Highlighting the contrast between Wealth and Poverty through fashion
Fashion designer Courtney Plumb's graduate collection (pictured throughout the article) instantly grabbed the attention of the Ocotur team due to its somber but also extravagant style and we were eager to find out more about her. In our conversation with Courtney, she describes how her collection was inspired by the stark contrast between wealth and poverty that she witnessed while she was travelling in New York City. Having graduated last year, she has been recognised as One of the top UK Graduates to look out for by Dazed Magazine and we are excited to share her story about what got her interested in fashion and her tips on how to succeed in the cut-throat industry.
What inspired you to go into fashion?

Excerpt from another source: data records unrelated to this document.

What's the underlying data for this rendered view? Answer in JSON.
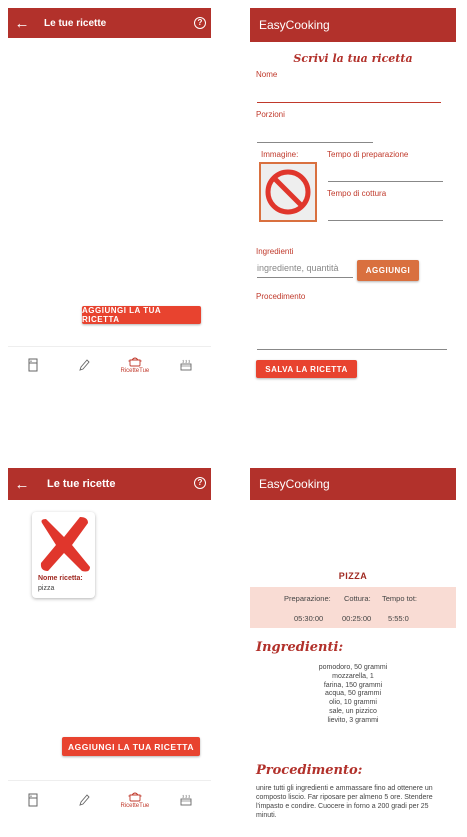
{
  "screen1": {
    "title": "Le tue ricette",
    "back_icon": "arrow-left",
    "help_icon": "question-circle",
    "help_glyph": "?",
    "add_button": "AGGIUNGI LA TUA RICETTA",
    "nav": [
      {
        "icon": "fridge-icon",
        "label": ""
      },
      {
        "icon": "pencil-icon",
        "label": ""
      },
      {
        "icon": "cooking-pot-icon",
        "label": "RicetteTue",
        "active": true
      },
      {
        "icon": "pan-icon",
        "label": ""
      }
    ]
  },
  "screen2": {
    "app_title": "EasyCooking",
    "heading": "Scrivi la tua ricetta",
    "name_label": "Nome",
    "portions_label": "Porzioni",
    "image_label": "Immagine:",
    "prep_label": "Tempo di preparazione",
    "cook_label": "Tempo di cottura",
    "ingredients_label": "Ingredienti",
    "ingredient_placeholder": "ingrediente, quantità",
    "add_ingredient_button": "AGGIUNGI",
    "procedure_label": "Procedimento",
    "save_button": "SALVA LA RICETTA"
  },
  "screen3": {
    "title": "Le tue ricette",
    "card_name_label": "Nome ricetta:",
    "card_name_value": "pizza",
    "add_button": "AGGIUNGI LA TUA RICETTA",
    "help_glyph": "?",
    "nav_active_label": "RicetteTue"
  },
  "screen4": {
    "app_title": "EasyCooking",
    "recipe_name": "PIZZA",
    "times": {
      "prep_label": "Preparazione:",
      "cook_label": "Cottura:",
      "total_label": "Tempo tot:",
      "prep_value": "05:30:00",
      "cook_value": "00:25:00",
      "total_value": "5:55:0"
    },
    "ingredients_title": "Ingredienti:",
    "ingredients": [
      "pomodoro, 50 grammi",
      "mozzarella, 1",
      "farina, 150 grammi",
      "acqua, 50 grammi",
      "olio, 10 grammi",
      "sale, un pizzico",
      "lievito, 3 grammi"
    ],
    "procedure_title": "Procedimento:",
    "procedure_text": "unire tutti gli ingredienti e ammassare fino ad ottenere un composto liscio. Far riposare per almeno 5 ore. Stendere l'impasto e condire. Cuocere in forno a 200 gradi per 25 minuti."
  },
  "colors": {
    "appbar": "#b2312b",
    "button_red": "#e8432f",
    "button_orange": "#d9703f",
    "times_bg": "#f9dcd4"
  }
}
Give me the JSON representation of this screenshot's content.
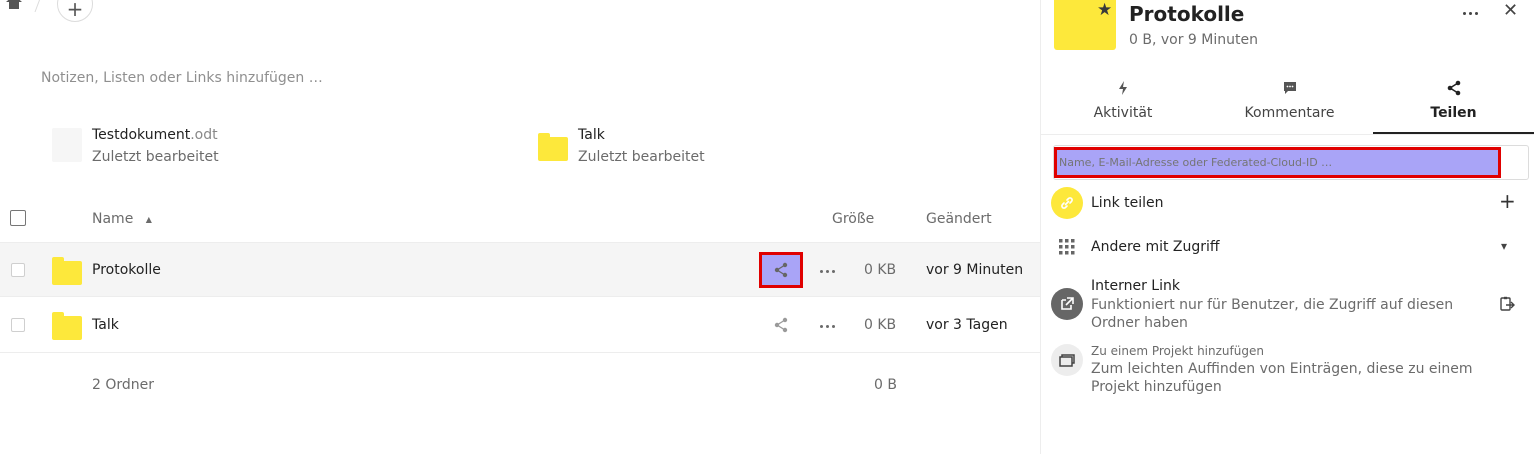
{
  "toolbar": {
    "home_icon": "home-icon",
    "add_icon": "plus-icon",
    "add_glyph": "+"
  },
  "notes_placeholder": "Notizen, Listen oder Links hinzufügen …",
  "recent": [
    {
      "name": "Testdokument",
      "ext": ".odt",
      "sub": "Zuletzt bearbeitet",
      "icon": "document-icon"
    },
    {
      "name": "Talk",
      "ext": "",
      "sub": "Zuletzt bearbeitet",
      "icon": "folder-icon"
    }
  ],
  "table": {
    "headers": {
      "name": "Name",
      "size": "Größe",
      "modified": "Geändert"
    },
    "rows": [
      {
        "name": "Protokolle",
        "size": "0 KB",
        "modified": "vor 9 Minuten",
        "highlighted": true
      },
      {
        "name": "Talk",
        "size": "0 KB",
        "modified": "vor 3 Tagen",
        "highlighted": false
      }
    ],
    "summary": {
      "label": "2 Ordner",
      "size": "0 B"
    }
  },
  "sidebar": {
    "title": "Protokolle",
    "subtitle": "0 B, vor 9 Minuten",
    "close_glyph": "✕",
    "tabs": [
      {
        "label": "Aktivität",
        "icon": "activity-icon"
      },
      {
        "label": "Kommentare",
        "icon": "comment-icon"
      },
      {
        "label": "Teilen",
        "icon": "share-icon",
        "active": true
      }
    ],
    "share_placeholder": "Name, E-Mail-Adresse oder Federated-Cloud-ID …",
    "link_share": {
      "label": "Link teilen",
      "add_glyph": "+"
    },
    "others": {
      "label": "Andere mit Zugriff",
      "caret_glyph": "▾"
    },
    "internal": {
      "title": "Interner Link",
      "desc": "Funktioniert nur für Benutzer, die Zugriff auf diesen Ordner haben"
    },
    "project": {
      "title": "Zu einem Projekt hinzufügen",
      "desc": "Zum leichten Auffinden von Einträgen, diese zu einem Projekt hinzufügen"
    }
  },
  "colors": {
    "folder": "#fde83b",
    "highlight": "#a9a4f7",
    "marker": "#e00000",
    "link_circle": "#fde83b"
  }
}
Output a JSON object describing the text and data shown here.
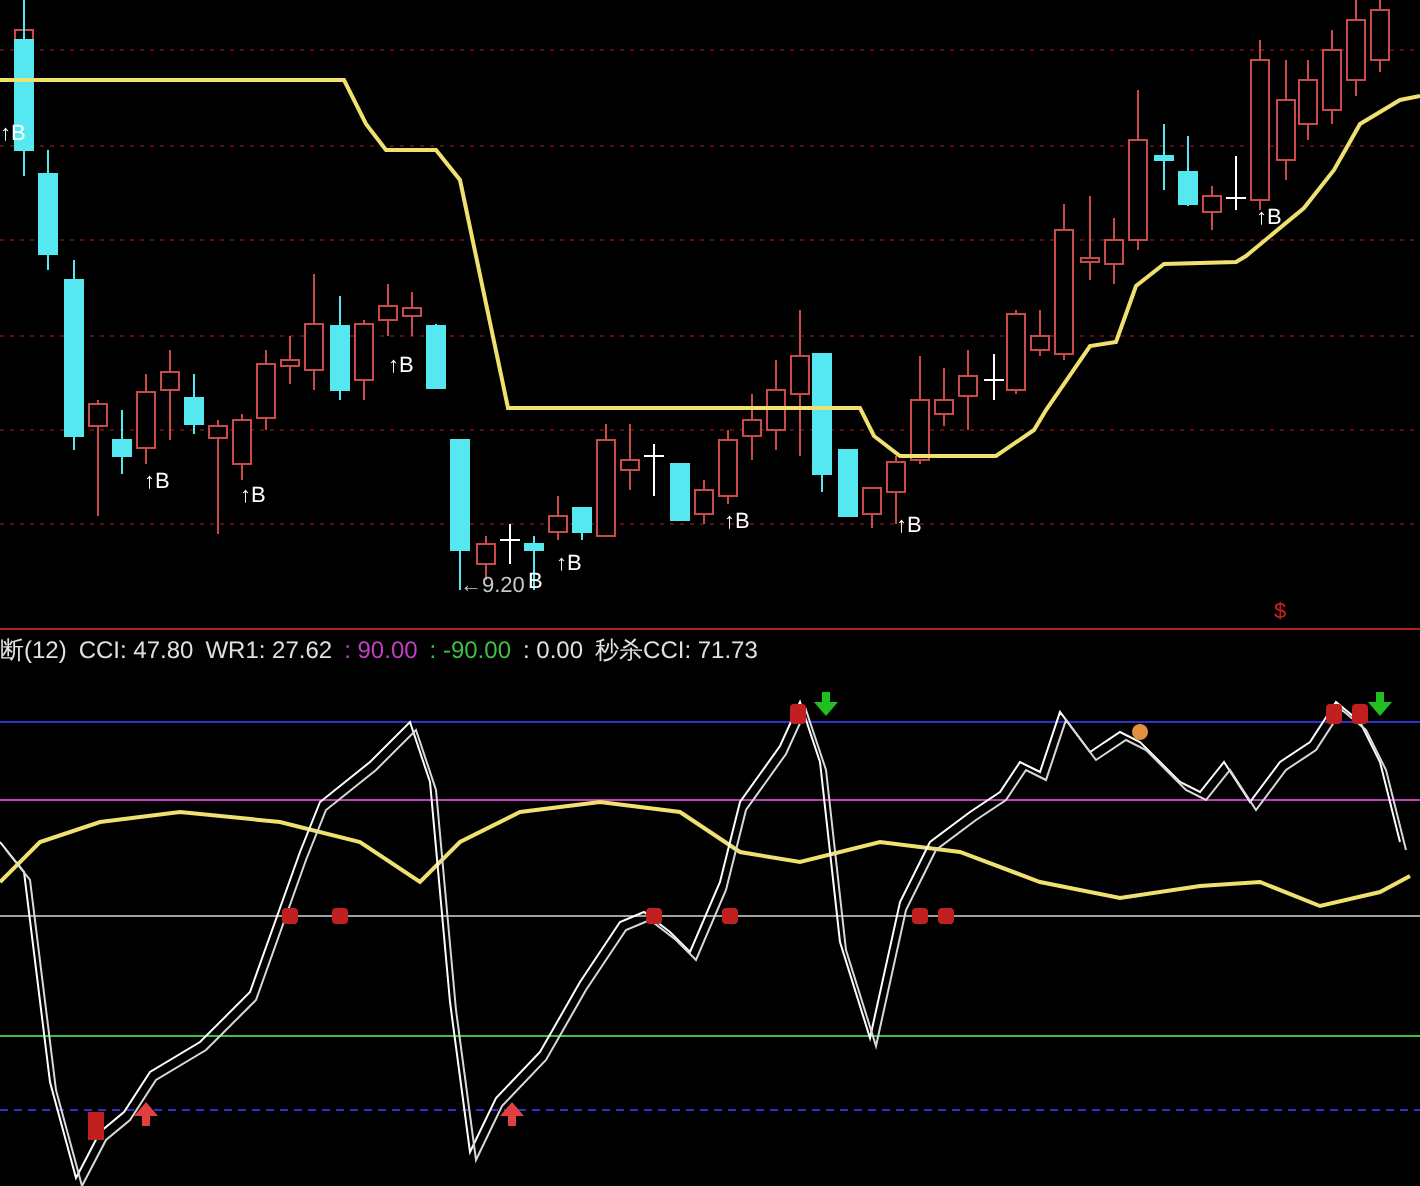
{
  "price_panel": {
    "signal_labels": [
      {
        "text": "↑B"
      },
      {
        "text": "↑B"
      },
      {
        "text": "↑B"
      },
      {
        "text": "↑B"
      },
      {
        "text": "B"
      },
      {
        "text": "↑B"
      },
      {
        "text": "↑B"
      },
      {
        "text": "↑B"
      },
      {
        "text": "↑B"
      }
    ],
    "low_label": "←9.20",
    "marker": "$"
  },
  "indicator_panel": {
    "title": "断(12)",
    "readings": [
      {
        "text": "CCI: 47.80",
        "color": "#e0e0e0"
      },
      {
        "text": "WR1: 27.62",
        "color": "#e0e0e0"
      },
      {
        "text": ": 90.00",
        "color": "#c040c0"
      },
      {
        "text": ": -90.00",
        "color": "#40c040"
      },
      {
        "text": ": 0.00",
        "color": "#e0e0e0"
      },
      {
        "text": "秒杀CCI: 71.73",
        "color": "#e0e0e0"
      }
    ]
  }
}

Early studies of textiles design lead me to take an interest in fashion designers. I went on to study an Art & Design diploma specialising fashion.
How was the experience of studying Fashion Design at Birmingham City University?
Birmingham City University was a great creative study environment. I really flourished under the guidance from great lecturers and mentors who have been so supportive even after graduating.
Were your parents supportive of you studying fashion?
Yes my parents are both from creative backgrounds so they have always been supportive of me going for what I want.
How was it being nominated by Dazed magazine as one of the top UK fashion grads to look out for?
Pretty amazing. I was so surprised to have been selected out of so much talent in the UK but very grateful to be recognised.
Why did you decide for your Graduate Collection to create a collection exploring the disparity and elevant between the rich and poor? What inspired this collection?
The collection was inspired by my time living in New York City, whilst there I witnessed the vast contrast between wealth and poverty within the city.
This was something I felt passionately towards and wanted to highlight through my collection. The pleating came into play to represent the idea of elevation; the name of the collection. The idea that society allows us to be elevated from others and unfortunately this causes a divide between the rich and poor.
The majority of the embroidery was designed around religious symbolism and the use of luxurious fabrics highlighted a darker theme behind the clothes.
What was the public response to this collection?
The public response was good and there was a lot of interest for shoots and loaning of the pieces for events.
Did you have a favorite piece from this collection?
The embroidered pieces are my fave, particularly the gold embroidered jacket.
Do you have a favorite designer that you admire?
Of course, I have so many design houses I admire. I love what Maria Grazia Chiuri is doing at Dior.
What was one of the toughest parts of pursuing a career in fashion?
Money. Always. You can be the hardest worker but without financial backing it is difficult to pursue your dream career.
What is one of the most important lessons you learned about the fashion industry from having studied it and worked at several fashion houses?
Work hard! And the fashion industry is very small. Make a good impression and you can go far, people are willing to share knowledge and contacts but you have to make that good impression and be willing to put in the hours.
What do you see yourself doing professionally in the next five to ten years? Would you want to start your own brand? If so, would it be similar to your graduate collection?
I'd love to set up a business or head up a fashion company. I'd love to have my own brand that reflected the work of my graduate collection, high-end, quality cloths, craftmanship all the qualities I believe in.
Want to find out more about Courtney Plumb? Check out her Ocotur.